important inspiration. Lane’s work combines a monumental, and at times brutal, physicality; stacked and fractured glass, twisted or rusted steel, with his strong belief in the metaphysical and transcendental qualities of art. Lane’s sculptures seek not,

to represent the individual ego, rather, following Collins, he aims at a spiritual dimension through an immersion in the material. For this reason, working in the studio with his team of skilled technicians, is fundamental to Lane’s practice. His London

studio is equipped to create works of considerable scale, in glass, and in steel. Glass furnaces will now enable Lane to create works of fluidity and brilliant colour. Danny Lane was, with Ron Arad and Tom Dixon, an architect of the avant-garde furnitur

e movement of the 1980s. His sculptural glass furniture such as the dramatic Etruscan Chair (1986) and Stacking Chair, introduced the thrill of broken glass to the slick design world of the 80's. The tension in those early works still informs both his pub

lic sculptures and his continually innovative furniture. Lane’s sculptures exploit the strength of glass under compression and combine feats of design and engineering to produce work, breathtaking in its apparent simplicity. He uses the refractive and r
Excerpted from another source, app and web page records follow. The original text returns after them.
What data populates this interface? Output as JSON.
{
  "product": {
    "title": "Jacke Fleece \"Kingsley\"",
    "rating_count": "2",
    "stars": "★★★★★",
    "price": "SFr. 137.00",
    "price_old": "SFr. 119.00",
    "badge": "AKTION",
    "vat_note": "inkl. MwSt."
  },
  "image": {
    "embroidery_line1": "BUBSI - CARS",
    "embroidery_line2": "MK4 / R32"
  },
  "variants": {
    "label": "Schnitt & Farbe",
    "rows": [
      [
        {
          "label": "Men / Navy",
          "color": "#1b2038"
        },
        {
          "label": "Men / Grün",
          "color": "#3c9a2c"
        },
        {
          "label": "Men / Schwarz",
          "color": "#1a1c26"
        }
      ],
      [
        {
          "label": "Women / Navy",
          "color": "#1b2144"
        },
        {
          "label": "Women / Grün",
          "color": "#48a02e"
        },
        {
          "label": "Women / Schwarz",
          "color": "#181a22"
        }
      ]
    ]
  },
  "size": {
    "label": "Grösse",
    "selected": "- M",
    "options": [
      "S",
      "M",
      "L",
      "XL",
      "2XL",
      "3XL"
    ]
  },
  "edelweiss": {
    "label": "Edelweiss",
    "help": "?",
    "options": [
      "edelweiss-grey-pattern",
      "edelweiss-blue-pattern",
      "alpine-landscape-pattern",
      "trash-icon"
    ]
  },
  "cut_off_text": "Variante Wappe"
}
eflective qualities of his media to challenge expectations, engaging the viewer in a physical and metaphysical dialogue. On a large or small scale, Lane’s works redefine architectural space. Such site specific works as Opening Line (2004, Gateshead, UK) a

nd Assembly Field (2006, National Assembly for Wales, Cardiff, UK) are inspired by and re-draw their surroundings though the manipulation of space and light. Danny Lane’s work is in museums, private and corporate collections world-wide.